a mass suicide of political prisoners in Russia at the Kara Penal Colony in 1889.

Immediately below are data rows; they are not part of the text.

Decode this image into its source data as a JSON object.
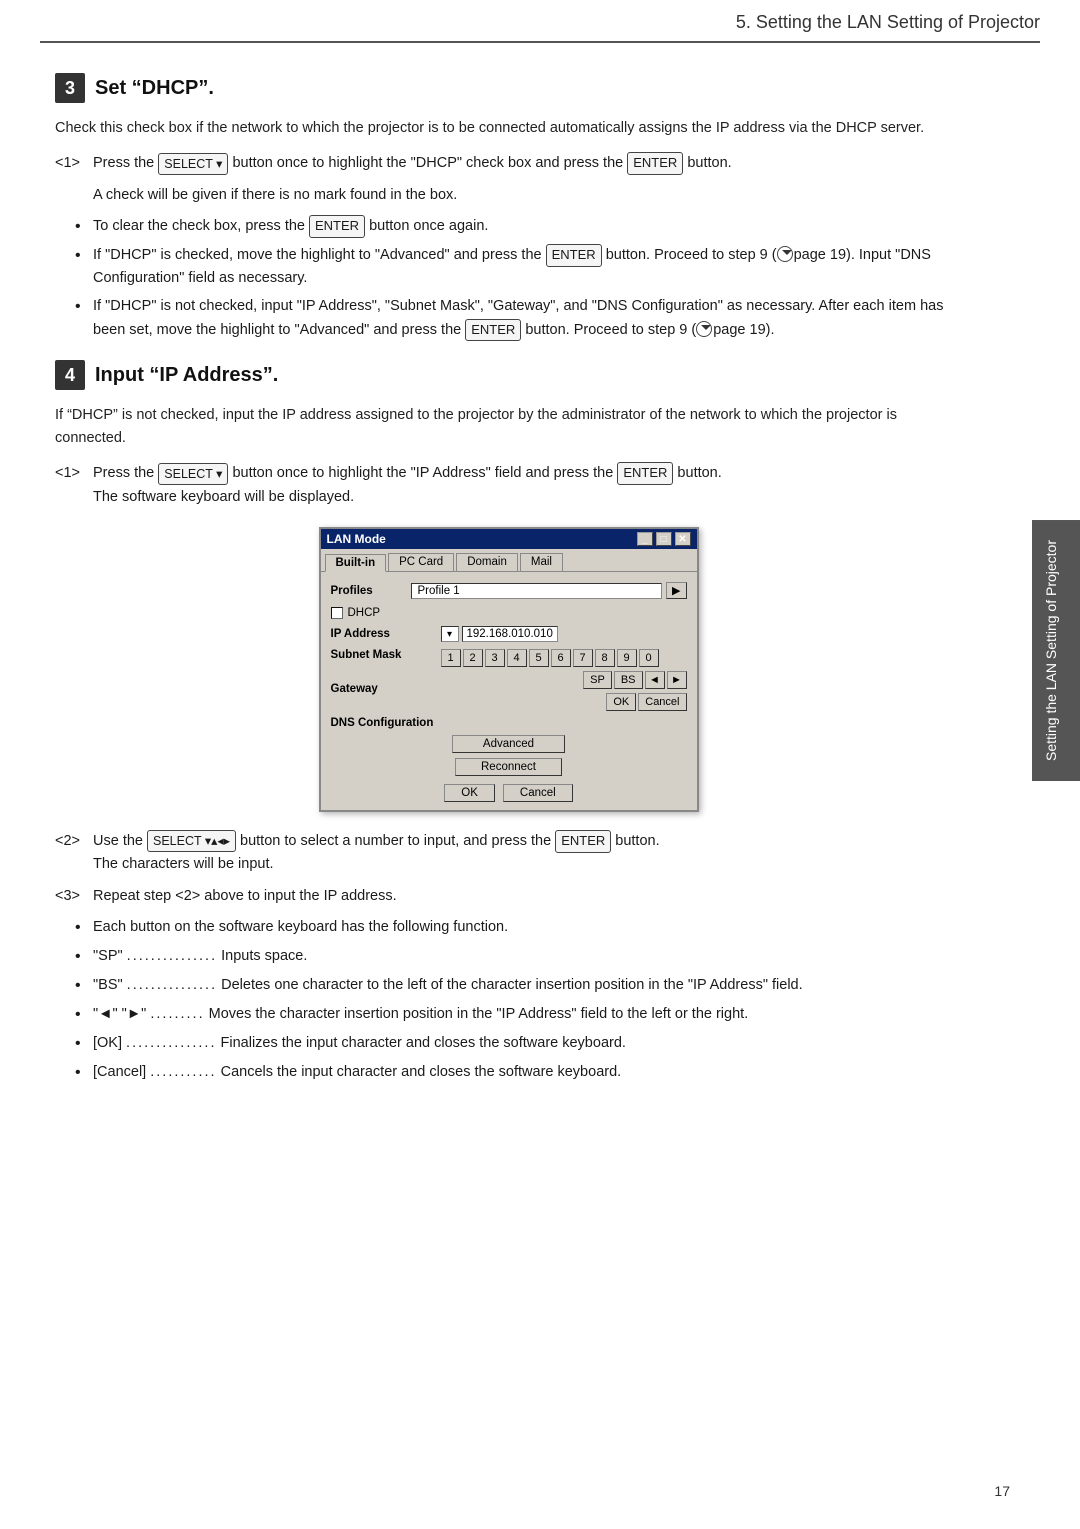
{
  "header": {
    "title": "5. Setting the LAN Setting of Projector"
  },
  "page_number": "17",
  "side_tab": {
    "text": "Setting the LAN Setting of Projector"
  },
  "section3": {
    "number": "3",
    "title": "Set “DHCP”.",
    "intro": "Check this check box if the network to which the projector is to be connected automatically assigns the IP address via the DHCP server.",
    "step1": {
      "num": "<1>",
      "text_before": "Press the",
      "key1": "SELECT ▾",
      "text_mid": "button once to highlight the “DHCP” check box and press the",
      "key2": "ENTER",
      "text_after": "button."
    },
    "indent_note": "A check will be given if there is no mark found in the box.",
    "bullets": [
      {
        "text": "To clear the check box, press the Ⓤ ENTER Ⓤ button once again."
      },
      {
        "text": "If “DHCP” is checked, move the highlight to “Advanced” and press the Ⓤ ENTER Ⓤ button. Proceed to step 9 (►page 19). Input “DNS Configuration” field as necessary."
      },
      {
        "text": "If “DHCP” is not checked, input “IP Address”, “Subnet Mask”, “Gateway”, and “DNS Configuration” as necessary.  After each item has been set, move the highlight to “Advanced” and press the Ⓤ ENTER Ⓤ button. Proceed to step 9 (►page 19)."
      }
    ]
  },
  "section4": {
    "number": "4",
    "title": "Input “IP Address”.",
    "intro": "If “DHCP” is not checked, input the IP address assigned to the projector by the administrator of the network to which the projector is connected.",
    "step1": {
      "num": "<1>",
      "text_before": "Press the",
      "key1": "SELECT ▾",
      "text_mid": "button once to highlight  the “IP Address” field and press the",
      "key2": "ENTER",
      "text_after": "button."
    },
    "step1_note": "The software keyboard will be displayed.",
    "step2": {
      "num": "<2>",
      "text_before": "Use the",
      "key1": "SELECT ▾▴◂▸",
      "text_mid": "button to select a number to input, and press the",
      "key2": "ENTER",
      "text_after": "button."
    },
    "step2_note": "The characters will be input.",
    "step3": {
      "num": "<3>",
      "text": "Repeat step <2> above to input the IP address."
    },
    "step3_bullets": [
      "Each button on the software keyboard has the following function.",
      "“SP” .................. Inputs space.",
      "“BS” .................. Deletes one character to the left of the character insertion position in the “IP Address” field.",
      "“◄” “►” .......... Moves the character insertion position in the “IP Address” field to the left or the right.",
      "[OK] .................. Finalizes the input character and closes the software keyboard.",
      "[Cancel] ........... Cancels the input character and closes the software keyboard."
    ]
  },
  "dialog": {
    "title": "LAN Mode",
    "tabs": [
      "Built-in",
      "PC Card",
      "Domain",
      "Mail"
    ],
    "active_tab": "Built-in",
    "profiles_label": "Profiles",
    "profiles_value": "Profile 1",
    "dhcp_label": "DHCP",
    "ip_label": "IP Address",
    "ip_value": "192.168.010.010",
    "subnet_label": "Subnet Mask",
    "gateway_label": "Gateway",
    "dns_label": "DNS Configuration",
    "keyboard_row1": [
      "1",
      "2",
      "3",
      "4",
      "5",
      "6",
      "7",
      "8",
      "9",
      "0"
    ],
    "keyboard_row2_special": [
      "SP",
      "BS",
      "◄",
      "►"
    ],
    "keyboard_row3_btns": [
      "OK",
      "Cancel"
    ],
    "advanced_btn": "Advanced",
    "reconnect_btn": "Reconnect",
    "ok_btn": "OK",
    "cancel_btn": "Cancel"
  }
}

The political prisoners of this colony constantly opposed the arbitrariness of the prison administration. On Aug. 11, 1888, the prisoner E. N. Koval’skaia was transferred to the Chita prison for refusing to stand before the governor-general of the Amur Region, A. N. Korf. Her transfer was accompanied by a show of disrespect for her person. Learning of this, her peers M. P. Kovalevskaia, M. V. Kaliuzhnaia, and N. S. Smirnitskaia demanded that the officer responsible for the humiliation, prison commandant Masiukov, be discharged. When this was not done, they responded with lengthy hunger strikes in August 1888 and May and September 1889. But the administration refused to make concessions. Disturbances in the prison continued. For an attempt to slap Masiukov in the face, the prisoner N. K. Sigida was flogged on Nov. 7, 1889. The same night, as a protest, Sigida, Kovalevskaia, Kaliuzhnaia, and Smirnitskaia poisoned themselves; 14 men in the men’s political prison took poison on November 12 (two of these, I. V. Kaliuzhnyi and S. N. Bobo-khov, died). The Kara tragedy forced the tsarist government to close the Kara Penal Colony in 1890.